Paclitaxel, which is commonly used to treat lung, breast and pancreatic cancers, usually causes some really serious and unpleasant side effects, including diarrhea, hair loss, joint and muscle pain and so on. It has also been found to greatly increase the risk of contracting serious infections, in patients with impaired immune system. As part of the current research, the team harvested exosomes from murine white blood cells, filling them up with specific quantities of paclitaxel.
To test the efficacy of the treatment, also known as exoPXT, the scientists added the drug to petri dishes containing different types of drug-resistant cancer cells. According to the researchers, the new approach required 50 times less drug to achieve the same cancer-annihilating effects as the plastic-based formulations currently used by doctors, like Taxol.
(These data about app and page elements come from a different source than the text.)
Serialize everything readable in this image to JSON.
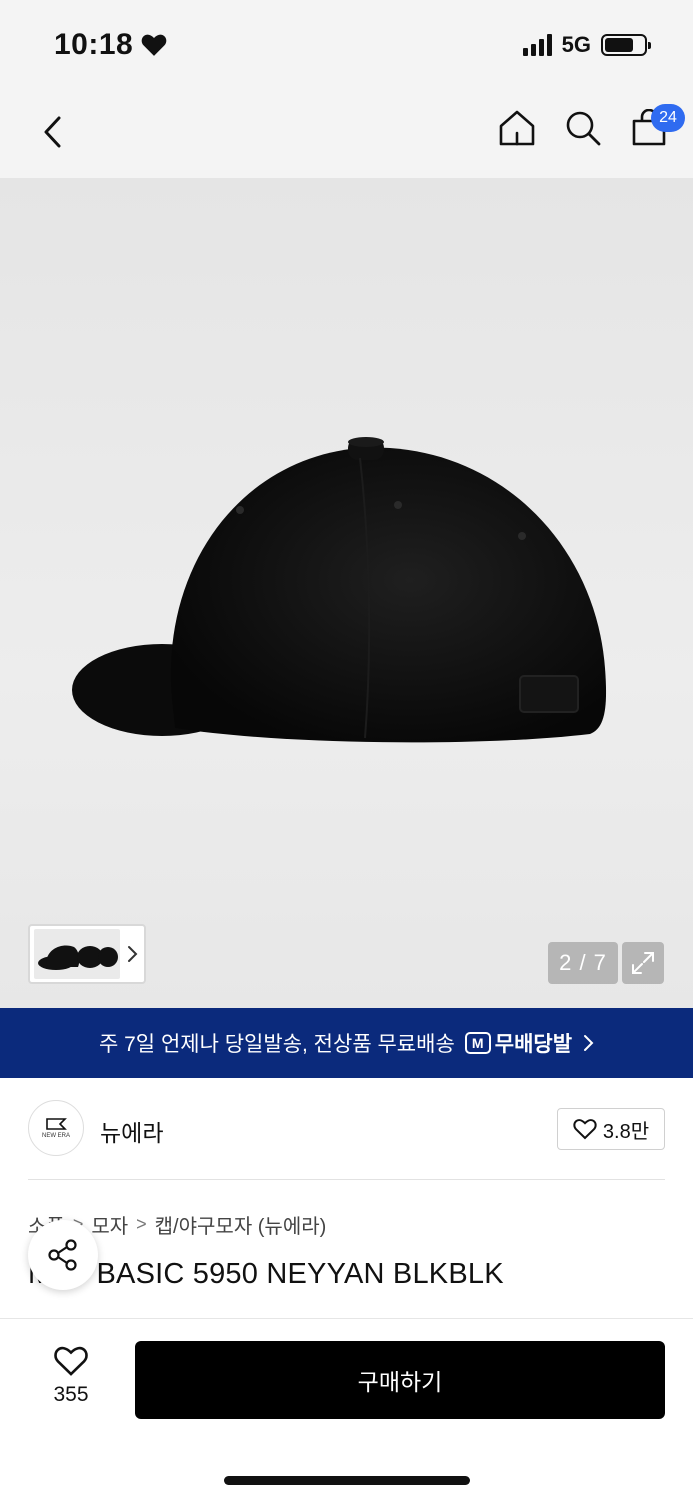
{
  "status_bar": {
    "time": "10:18",
    "network": "5G"
  },
  "nav": {
    "cart_count": "24"
  },
  "gallery": {
    "page_indicator": "2 / 7"
  },
  "banner": {
    "text": "주 7일 언제나 당일발송, 전상품 무료배송",
    "logo_mark": "M",
    "logo_text": "무배당발"
  },
  "brand": {
    "name": "뉴에라",
    "logo_text": "NEW ERA",
    "likes": "3.8만"
  },
  "breadcrumb": [
    "소품",
    "모자",
    "캡/야구모자 (뉴에라)"
  ],
  "product": {
    "title": "MLB BASIC 5950 NEYYAN BLKBLK"
  },
  "bottom_bar": {
    "wish_count": "355",
    "buy_label": "구매하기"
  },
  "colors": {
    "banner_bg": "#0b2a7c",
    "badge": "#2f6bf0",
    "buy_button": "#000000"
  }
}
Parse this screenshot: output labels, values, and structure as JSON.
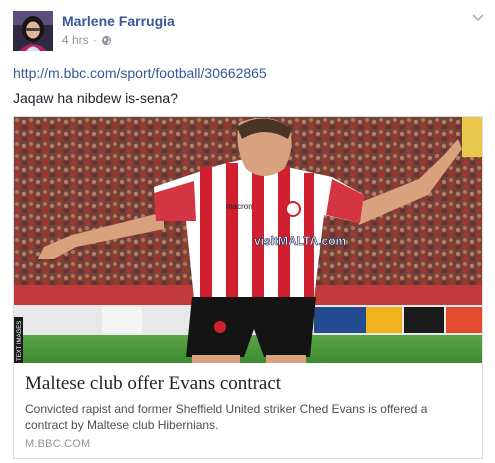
{
  "post": {
    "author": "Marlene Farrugia",
    "time": "4 hrs",
    "separator": "·",
    "privacy_icon": "globe-icon",
    "menu_icon": "chevron-down-icon",
    "link_url": "http://m.bbc.com/sport/football/30662865",
    "message": "Jaqaw ha nibdew is-sena?"
  },
  "card": {
    "title": "Maltese club offer Evans contract",
    "description": "Convicted rapist and former Sheffield United striker Ched Evans is offered a contract by Maltese club Hibernians.",
    "domain": "M.BBC.COM",
    "photo": {
      "shirt_sponsor": "visitMALTA.com",
      "kit_brand": "macron",
      "side_credit": "TEXT IMAGES"
    }
  },
  "colors": {
    "link": "#365899",
    "meta": "#90949c",
    "text": "#1d2129",
    "shirt_red": "#d01f2f",
    "pitch": "#4f9a3a"
  }
}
Batrakova, the leader of the research team, explained:
That means we can use 50 times less of the drug and still get the same results. That matters because we may eventually be able to treat patients with smaller and more accurate doses of powerful chemotherapy drugs resulting in more effective treatment with fewer and milder side effects.
For further proof, the researchers applied the therapy to mouse models of drug-resistant lung cancers. To that end, they added a dye to the exosomes to be able to better track their movement through the lungs. As expected, the exosome-based drug was extremely effective in locating and destroying cancer cells, without affecting any of the healthy cells surrounding them. Batrakova added:
Accurately mapping the extent of tumors in the lungs is one of the biggest challenges in treating lung-cancer patients. Our results show how powerful exosomes can be as both a therapeutic and a diagnostic.
The research was conducted with funds from the National Institutes of Health, the Carolina Partnership and the Russian Federation Ministry of Education and Science.